Last Wednesday, former Provost and current Political Science Professor Robert Lieberman led a Flash Seminar called, “Post-Industrial Revolution? The Working Class and the 2016 Election.” The discussion compared the social and economic changes that led to England’s industrial revolution to the current status of America’s working class in light of the recent presidential election.
Lieberman said he appreciated the opportunity to discuss the results of the election with students outside of the classroom.
“It’s different than the typical student-faculty kind of interaction because there’s nothing at stake really except getting together and thinking about things,” Lieberman said. “No assignments, no grades, none of the usual trappings of a class, and you’re getting people who were there because they’re interested in giving up some of their leisure time to do this.”
In response to the seminar, sophomore Emma Weinert was intrigued by the parallels drawn between the two time periods Lieberman discussed.
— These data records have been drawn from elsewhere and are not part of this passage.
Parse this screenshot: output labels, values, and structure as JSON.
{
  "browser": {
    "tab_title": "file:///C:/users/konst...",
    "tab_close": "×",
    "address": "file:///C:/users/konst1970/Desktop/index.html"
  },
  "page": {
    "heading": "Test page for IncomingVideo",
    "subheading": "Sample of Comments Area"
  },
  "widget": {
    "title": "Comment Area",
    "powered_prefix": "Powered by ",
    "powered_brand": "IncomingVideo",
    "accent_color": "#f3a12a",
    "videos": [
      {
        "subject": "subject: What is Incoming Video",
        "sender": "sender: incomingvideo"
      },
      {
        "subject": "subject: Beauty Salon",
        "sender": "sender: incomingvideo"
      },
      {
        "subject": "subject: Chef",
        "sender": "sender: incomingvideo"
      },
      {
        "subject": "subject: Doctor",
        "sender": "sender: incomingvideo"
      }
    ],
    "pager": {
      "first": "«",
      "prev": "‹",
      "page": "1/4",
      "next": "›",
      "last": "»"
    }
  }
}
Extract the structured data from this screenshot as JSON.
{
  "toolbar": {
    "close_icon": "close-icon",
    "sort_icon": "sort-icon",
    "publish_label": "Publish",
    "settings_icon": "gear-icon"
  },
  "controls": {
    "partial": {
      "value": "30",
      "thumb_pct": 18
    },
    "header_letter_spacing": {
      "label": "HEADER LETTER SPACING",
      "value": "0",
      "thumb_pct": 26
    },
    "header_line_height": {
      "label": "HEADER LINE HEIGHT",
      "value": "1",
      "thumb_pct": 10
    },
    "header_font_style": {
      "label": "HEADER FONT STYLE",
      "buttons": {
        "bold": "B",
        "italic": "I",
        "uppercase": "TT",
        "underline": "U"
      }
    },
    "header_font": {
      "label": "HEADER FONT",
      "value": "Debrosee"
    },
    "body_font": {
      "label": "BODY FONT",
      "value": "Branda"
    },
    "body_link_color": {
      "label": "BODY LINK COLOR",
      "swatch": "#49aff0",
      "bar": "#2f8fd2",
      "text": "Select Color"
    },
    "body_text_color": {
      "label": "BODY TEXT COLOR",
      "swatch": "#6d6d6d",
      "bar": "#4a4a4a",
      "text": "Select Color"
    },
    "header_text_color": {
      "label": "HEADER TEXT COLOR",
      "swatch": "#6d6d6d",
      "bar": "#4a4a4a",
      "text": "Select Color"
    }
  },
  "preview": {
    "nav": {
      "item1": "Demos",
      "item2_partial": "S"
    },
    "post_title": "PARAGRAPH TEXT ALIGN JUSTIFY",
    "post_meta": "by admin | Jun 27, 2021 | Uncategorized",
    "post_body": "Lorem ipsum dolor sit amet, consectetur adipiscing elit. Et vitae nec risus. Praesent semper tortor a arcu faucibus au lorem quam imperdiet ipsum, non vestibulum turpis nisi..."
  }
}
“It was an important discussion to have in the aftermath of the election, and it was a new interpretation that I had not read or heard before,” Weinert wrote in an email to The News-Letter. “Flash seminars, in general, are great at sparking new, unusual and interesting perspectives.”
While junior Renee Scavone agreed that the topic was relevant, she noted that as a student less familiar in economics, it was difficult to understand.
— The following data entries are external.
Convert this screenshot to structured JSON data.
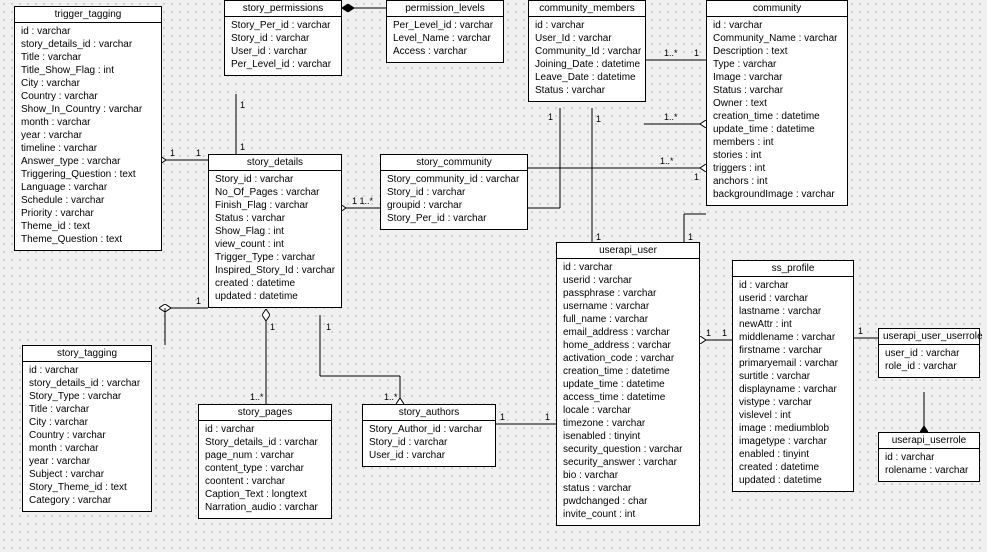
{
  "classes": {
    "trigger_tagging": {
      "title": "trigger_tagging",
      "attrs": [
        "id : varchar",
        "story_details_id : varchar",
        "Title : varchar",
        "Title_Show_Flag : int",
        "City : varchar",
        "Country : varchar",
        "Show_In_Country : varchar",
        "month : varchar",
        "year : varchar",
        "timeline : varchar",
        "Answer_type : varchar",
        "Triggering_Question : text",
        "Language : varchar",
        "Schedule : varchar",
        "Priority : varchar",
        "Theme_id : text",
        "Theme_Question : text"
      ]
    },
    "story_permissions": {
      "title": "story_permissions",
      "attrs": [
        "Story_Per_id : varchar",
        "Story_id : varchar",
        "User_id : varchar",
        "Per_Level_id : varchar"
      ]
    },
    "permission_levels": {
      "title": "permission_levels",
      "attrs": [
        "Per_Level_id : varchar",
        "Level_Name : varchar",
        "Access : varchar"
      ]
    },
    "community_members": {
      "title": "community_members",
      "attrs": [
        "id : varchar",
        "User_Id : varchar",
        "Community_Id : varchar",
        "Joining_Date : datetime",
        "Leave_Date : datetime",
        "Status : varchar"
      ]
    },
    "community": {
      "title": "community",
      "attrs": [
        "id : varchar",
        "Community_Name : varchar",
        "Description : text",
        "Type : varchar",
        "Image : varchar",
        "Status : varchar",
        "Owner : text",
        "creation_time : datetime",
        "update_time : datetime",
        "members : int",
        "stories : int",
        "triggers : int",
        "anchors : int",
        "backgroundImage : varchar"
      ]
    },
    "story_details": {
      "title": "story_details",
      "attrs": [
        "Story_id : varchar",
        "No_Of_Pages : varchar",
        "Finish_Flag : varchar",
        "Status : varchar",
        "Show_Flag : int",
        "view_count : int",
        "Trigger_Type : varchar",
        "Inspired_Story_Id : varchar",
        "created : datetime",
        "updated : datetime"
      ]
    },
    "story_community": {
      "title": "story_community",
      "attrs": [
        "Story_community_id : varchar",
        "Story_id : varchar",
        "groupid : varchar",
        "Story_Per_id : varchar"
      ]
    },
    "userapi_user": {
      "title": "userapi_user",
      "attrs": [
        "id : varchar",
        "userid : varchar",
        "passphrase : varchar",
        "username : varchar",
        "full_name : varchar",
        "email_address : varchar",
        "home_address : varchar",
        "activation_code : varchar",
        "creation_time : datetime",
        "update_time : datetime",
        "access_time : datetime",
        "locale : varchar",
        "timezone : varchar",
        "isenabled : tinyint",
        "security_question : varchar",
        "security_answer : varchar",
        "bio : varchar",
        "status : varchar",
        "pwdchanged : char",
        "invite_count : int"
      ]
    },
    "ss_profile": {
      "title": "ss_profile",
      "attrs": [
        "id : varchar",
        "userid : varchar",
        "lastname : varchar",
        "newAttr : int",
        "middlename : varchar",
        "firstname : varchar",
        "primaryemail : varchar",
        "surtitle : varchar",
        "displayname : varchar",
        "vistype : varchar",
        "vislevel : int",
        "image : mediumblob",
        "imagetype : varchar",
        "enabled : tinyint",
        "created : datetime",
        "updated : datetime"
      ]
    },
    "userapi_user_userrole": {
      "title": "userapi_user_userrole",
      "attrs": [
        "user_id : varchar",
        "role_id : varchar"
      ]
    },
    "userapi_userrole": {
      "title": "userapi_userrole",
      "attrs": [
        "id : varchar",
        "rolename : varchar"
      ]
    },
    "story_tagging": {
      "title": "story_tagging",
      "attrs": [
        "id : varchar",
        "story_details_id : varchar",
        "Story_Type : varchar",
        "Title : varchar",
        "City : varchar",
        "Country : varchar",
        "month : varchar",
        "year : varchar",
        "Subject : varchar",
        "Story_Theme_id : text",
        "Category : varchar"
      ]
    },
    "story_pages": {
      "title": "story_pages",
      "attrs": [
        "id : varchar",
        "Story_details_id : varchar",
        "page_num : varchar",
        "content_type : varchar",
        "coontent : varchar",
        "Caption_Text : longtext",
        "Narration_audio : varchar"
      ]
    },
    "story_authors": {
      "title": "story_authors",
      "attrs": [
        "Story_Author_id : varchar",
        "Story_id : varchar",
        "User_id : varchar"
      ]
    }
  }
}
“Though I think the professor overestimated the average knowledge of economics, it was still interesting content,” Scavone wrote in an email to The News-Letter. “I definitely learned from the conversation even if I couldn’t participate in it as much as I would have liked.”
Flash Seminars are growing as a presence on campus. The organization also started the new initiative “Flash Dinners”’ which are discussions hosted by Warren and his roommates at their house. Eventually, they hope to have a weekly dinner that might serve as a follow-up to a previous seminars.
Stahl emphasized that students should experience what it’s like to attend a Flash Seminar for themselves.
“If you view your goal of college as not only getting your degree... but also know that there is a more well-rounded and humanistic definition of education, then it’s definitely worth it to at least subscribe to the email list and see what topics are being thrown around on a weekly basis,” he said. “If nothing else, you’ve only wasted an hour of your time.”